__Given data__
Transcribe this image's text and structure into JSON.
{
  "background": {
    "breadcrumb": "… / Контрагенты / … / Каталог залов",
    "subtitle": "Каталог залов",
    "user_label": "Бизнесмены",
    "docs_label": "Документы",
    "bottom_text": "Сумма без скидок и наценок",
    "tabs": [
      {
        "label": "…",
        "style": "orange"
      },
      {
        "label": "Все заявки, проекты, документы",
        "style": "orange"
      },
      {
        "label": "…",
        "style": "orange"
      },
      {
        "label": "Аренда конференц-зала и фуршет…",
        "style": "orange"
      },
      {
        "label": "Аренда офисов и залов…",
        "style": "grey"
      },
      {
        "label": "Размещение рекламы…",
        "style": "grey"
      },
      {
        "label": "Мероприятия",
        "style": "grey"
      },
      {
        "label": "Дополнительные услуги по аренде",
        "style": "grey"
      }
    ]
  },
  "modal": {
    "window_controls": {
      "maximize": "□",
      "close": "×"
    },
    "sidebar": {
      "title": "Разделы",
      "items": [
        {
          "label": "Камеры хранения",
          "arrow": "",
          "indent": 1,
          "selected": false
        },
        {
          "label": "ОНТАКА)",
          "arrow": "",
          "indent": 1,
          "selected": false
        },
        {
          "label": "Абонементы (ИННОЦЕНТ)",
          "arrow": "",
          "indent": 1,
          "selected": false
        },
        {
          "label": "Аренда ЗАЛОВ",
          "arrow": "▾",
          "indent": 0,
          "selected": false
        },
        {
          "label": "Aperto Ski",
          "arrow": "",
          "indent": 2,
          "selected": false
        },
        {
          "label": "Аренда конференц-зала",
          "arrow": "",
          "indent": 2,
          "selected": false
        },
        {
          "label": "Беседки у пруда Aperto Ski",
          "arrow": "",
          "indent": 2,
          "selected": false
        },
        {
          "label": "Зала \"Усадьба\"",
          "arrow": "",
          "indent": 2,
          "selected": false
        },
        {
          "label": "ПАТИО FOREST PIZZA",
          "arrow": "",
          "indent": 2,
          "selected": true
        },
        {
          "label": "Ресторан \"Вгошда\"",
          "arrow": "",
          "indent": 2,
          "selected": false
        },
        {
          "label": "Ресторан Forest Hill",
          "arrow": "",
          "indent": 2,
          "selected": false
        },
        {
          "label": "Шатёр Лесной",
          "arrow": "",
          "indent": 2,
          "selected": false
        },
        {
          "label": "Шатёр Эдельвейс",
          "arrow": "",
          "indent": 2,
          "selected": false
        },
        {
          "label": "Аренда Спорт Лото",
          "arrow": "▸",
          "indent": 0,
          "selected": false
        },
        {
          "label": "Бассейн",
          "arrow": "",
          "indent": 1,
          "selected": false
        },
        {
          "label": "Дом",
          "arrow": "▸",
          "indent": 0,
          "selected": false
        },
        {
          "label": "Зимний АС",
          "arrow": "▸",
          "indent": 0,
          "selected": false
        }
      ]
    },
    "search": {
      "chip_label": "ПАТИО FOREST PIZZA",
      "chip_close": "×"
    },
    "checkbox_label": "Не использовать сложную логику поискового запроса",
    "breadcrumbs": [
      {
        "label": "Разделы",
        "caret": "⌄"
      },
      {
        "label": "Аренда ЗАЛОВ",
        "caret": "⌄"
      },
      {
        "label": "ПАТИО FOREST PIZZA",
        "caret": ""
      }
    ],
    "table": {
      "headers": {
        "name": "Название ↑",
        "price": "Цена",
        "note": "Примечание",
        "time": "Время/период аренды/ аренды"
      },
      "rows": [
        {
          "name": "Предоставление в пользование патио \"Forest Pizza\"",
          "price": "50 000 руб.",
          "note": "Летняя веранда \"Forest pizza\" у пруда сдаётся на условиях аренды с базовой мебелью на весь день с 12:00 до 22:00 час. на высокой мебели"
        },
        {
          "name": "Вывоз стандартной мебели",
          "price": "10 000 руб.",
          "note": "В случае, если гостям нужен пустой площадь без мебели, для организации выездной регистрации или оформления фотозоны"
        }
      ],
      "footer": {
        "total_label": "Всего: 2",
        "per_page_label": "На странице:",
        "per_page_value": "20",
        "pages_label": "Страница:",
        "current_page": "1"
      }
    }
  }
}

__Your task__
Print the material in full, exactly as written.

__Reply to the task__
Transcribe this image's text and structure into JSON.
{
  "background": {
    "breadcrumb": "… / Контрагенты / … / Каталог залов",
    "subtitle": "Каталог залов",
    "user_label": "Бизнесмены",
    "docs_label": "Документы",
    "bottom_text": "Сумма без скидок и наценок",
    "tabs": [
      {
        "label": "…",
        "style": "orange"
      },
      {
        "label": "Все заявки, проекты, документы",
        "style": "orange"
      },
      {
        "label": "…",
        "style": "orange"
      },
      {
        "label": "Аренда конференц-зала и фуршет…",
        "style": "orange"
      },
      {
        "label": "Аренда офисов и залов…",
        "style": "grey"
      },
      {
        "label": "Размещение рекламы…",
        "style": "grey"
      },
      {
        "label": "Мероприятия",
        "style": "grey"
      },
      {
        "label": "Дополнительные услуги по аренде",
        "style": "grey"
      }
    ]
  },
  "modal": {
    "window_controls": {
      "maximize": "□",
      "close": "×"
    },
    "sidebar": {
      "title": "Разделы",
      "items": [
        {
          "label": "Камеры хранения",
          "arrow": "",
          "indent": 1,
          "selected": false
        },
        {
          "label": "ОНТАКА)",
          "arrow": "",
          "indent": 1,
          "selected": false
        },
        {
          "label": "Абонементы (ИННОЦЕНТ)",
          "arrow": "",
          "indent": 1,
          "selected": false
        },
        {
          "label": "Аренда ЗАЛОВ",
          "arrow": "▾",
          "indent": 0,
          "selected": false
        },
        {
          "label": "Aperto Ski",
          "arrow": "",
          "indent": 2,
          "selected": false
        },
        {
          "label": "Аренда конференц-зала",
          "arrow": "",
          "indent": 2,
          "selected": false
        },
        {
          "label": "Беседки у пруда Aperto Ski",
          "arrow": "",
          "indent": 2,
          "selected": false
        },
        {
          "label": "Зала \"Усадьба\"",
          "arrow": "",
          "indent": 2,
          "selected": false
        },
        {
          "label": "ПАТИО FOREST PIZZA",
          "arrow": "",
          "indent": 2,
          "selected": true
        },
        {
          "label": "Ресторан \"Вгошда\"",
          "arrow": "",
          "indent": 2,
          "selected": false
        },
        {
          "label": "Ресторан Forest Hill",
          "arrow": "",
          "indent": 2,
          "selected": false
        },
        {
          "label": "Шатёр Лесной",
          "arrow": "",
          "indent": 2,
          "selected": false
        },
        {
          "label": "Шатёр Эдельвейс",
          "arrow": "",
          "indent": 2,
          "selected": false
        },
        {
          "label": "Аренда Спорт Лото",
          "arrow": "▸",
          "indent": 0,
          "selected": false
        },
        {
          "label": "Бассейн",
          "arrow": "",
          "indent": 1,
          "selected": false
        },
        {
          "label": "Дом",
          "arrow": "▸",
          "indent": 0,
          "selected": false
        },
        {
          "label": "Зимний АС",
          "arrow": "▸",
          "indent": 0,
          "selected": false
        }
      ]
    },
    "search": {
      "chip_label": "ПАТИО FOREST PIZZA",
      "chip_close": "×"
    },
    "checkbox_label": "Не использовать сложную логику поискового запроса",
    "breadcrumbs": [
      {
        "label": "Разделы",
        "caret": "⌄"
      },
      {
        "label": "Аренда ЗАЛОВ",
        "caret": "⌄"
      },
      {
        "label": "ПАТИО FOREST PIZZA",
        "caret": ""
      }
    ],
    "table": {
      "headers": {
        "name": "Название ↑",
        "price": "Цена",
        "note": "Примечание",
        "time": "Время/период аренды/ аренды"
      },
      "rows": [
        {
          "name": "Предоставление в пользование патио \"Forest Pizza\"",
          "price": "50 000 руб.",
          "note": "Летняя веранда \"Forest pizza\" у пруда сдаётся на условиях аренды с базовой мебелью на весь день с 12:00 до 22:00 час. на высокой мебели"
        },
        {
          "name": "Вывоз стандартной мебели",
          "price": "10 000 руб.",
          "note": "В случае, если гостям нужен пустой площадь без мебели, для организации выездной регистрации или оформления фотозоны"
        }
      ],
      "footer": {
        "total_label": "Всего: 2",
        "per_page_label": "На странице:",
        "per_page_value": "20",
        "pages_label": "Страница:",
        "current_page": "1"
      }
    }
  }
}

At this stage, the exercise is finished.